## TASK GOAL
Where an image appears in the data, omit it and reproduce the rest exactly.

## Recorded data
⁂

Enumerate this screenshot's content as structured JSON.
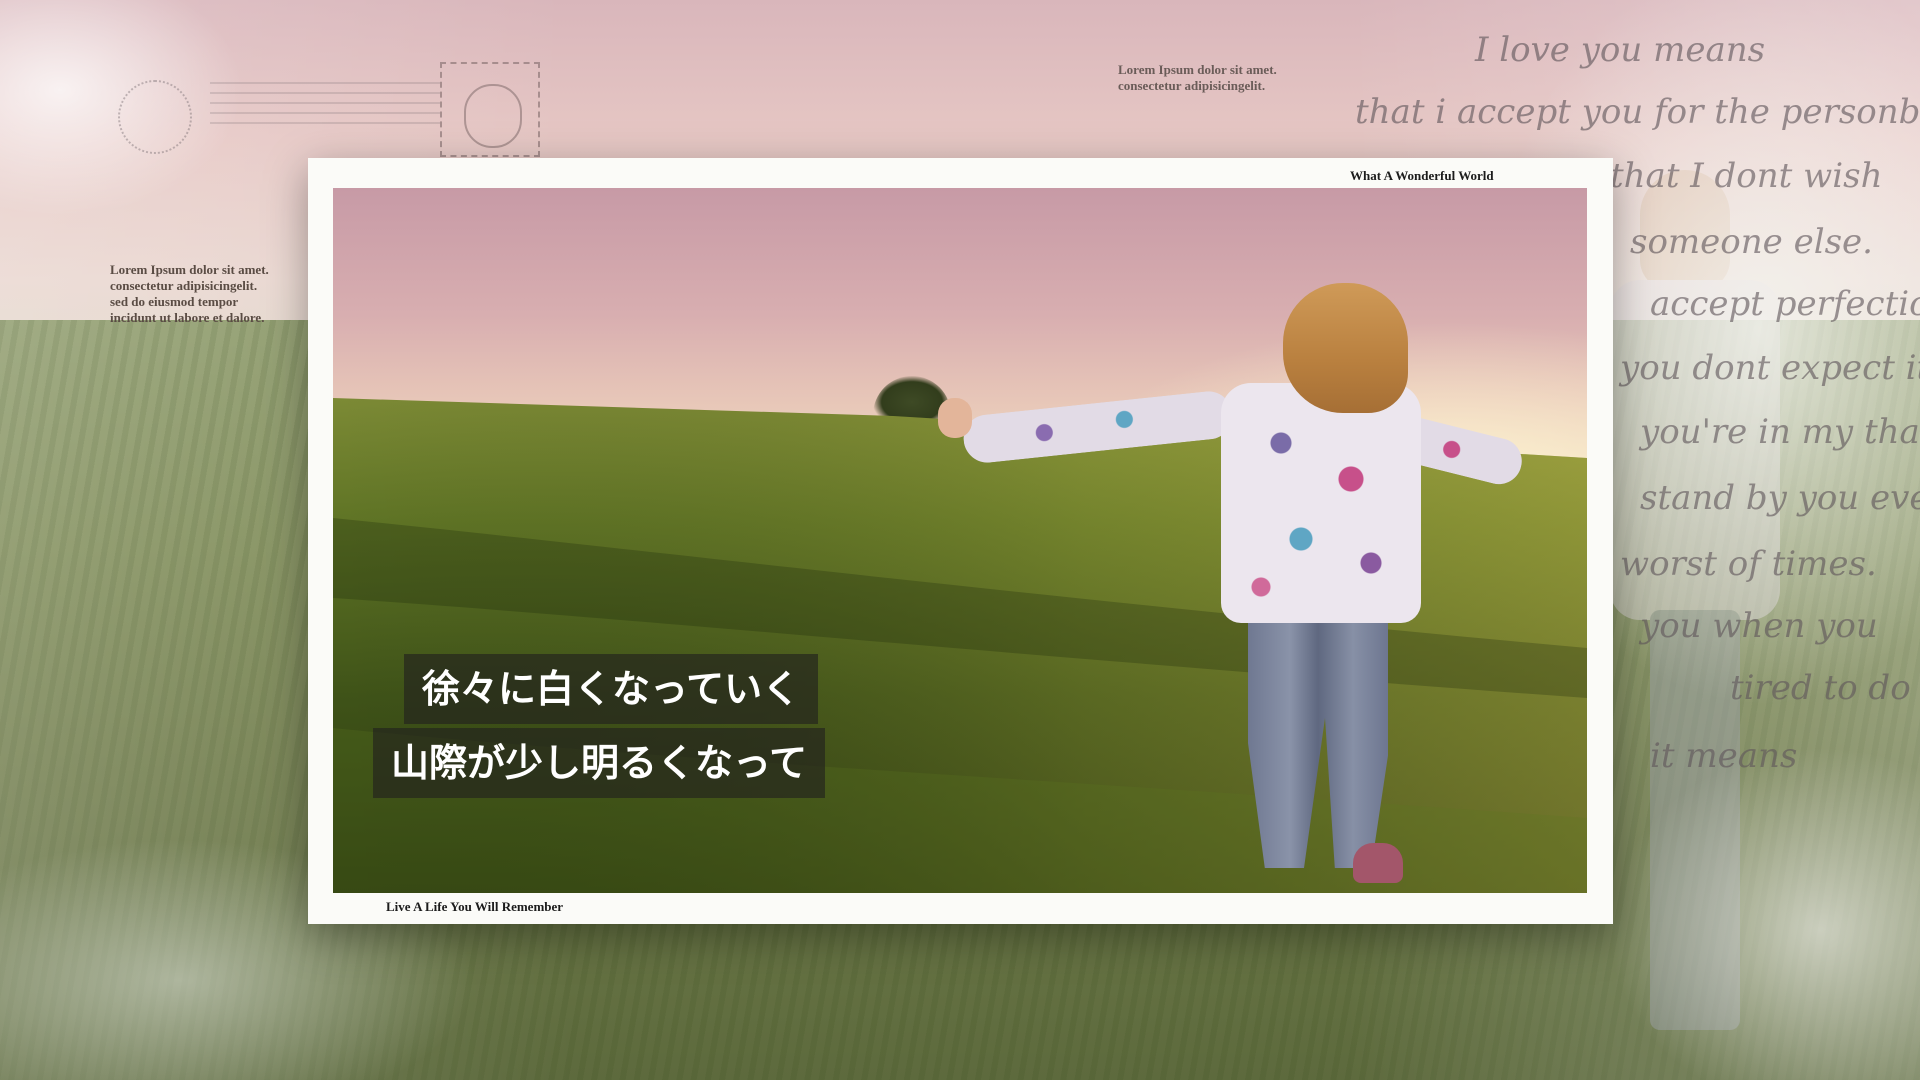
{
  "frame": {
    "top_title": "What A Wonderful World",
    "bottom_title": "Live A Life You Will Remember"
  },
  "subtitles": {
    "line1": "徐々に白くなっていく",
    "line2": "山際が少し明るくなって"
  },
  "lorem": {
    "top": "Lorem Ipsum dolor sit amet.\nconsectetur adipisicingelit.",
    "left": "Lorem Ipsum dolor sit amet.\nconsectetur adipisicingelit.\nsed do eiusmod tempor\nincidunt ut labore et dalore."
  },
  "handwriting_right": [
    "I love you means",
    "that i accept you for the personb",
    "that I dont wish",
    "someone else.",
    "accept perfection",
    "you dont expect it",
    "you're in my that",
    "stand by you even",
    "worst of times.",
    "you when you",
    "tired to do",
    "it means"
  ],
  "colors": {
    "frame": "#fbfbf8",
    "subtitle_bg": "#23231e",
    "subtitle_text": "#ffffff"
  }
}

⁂

## TASK SOLUTION
Enumerate this screenshot's content as structured JSON.
{
  "frame": {
    "top_title": "What A Wonderful World",
    "bottom_title": "Live A Life You Will Remember"
  },
  "subtitles": {
    "line1": "徐々に白くなっていく",
    "line2": "山際が少し明るくなって"
  },
  "lorem": {
    "top": "Lorem Ipsum dolor sit amet.\nconsectetur adipisicingelit.",
    "left": "Lorem Ipsum dolor sit amet.\nconsectetur adipisicingelit.\nsed do eiusmod tempor\nincidunt ut labore et dalore."
  },
  "handwriting_right": [
    "I love you means",
    "that i accept you for the personb",
    "that I dont wish",
    "someone else.",
    "accept perfection",
    "you dont expect it",
    "you're in my that",
    "stand by you even",
    "worst of times.",
    "you when you",
    "tired to do",
    "it means"
  ],
  "colors": {
    "frame": "#fbfbf8",
    "subtitle_bg": "#23231e",
    "subtitle_text": "#ffffff"
  }
}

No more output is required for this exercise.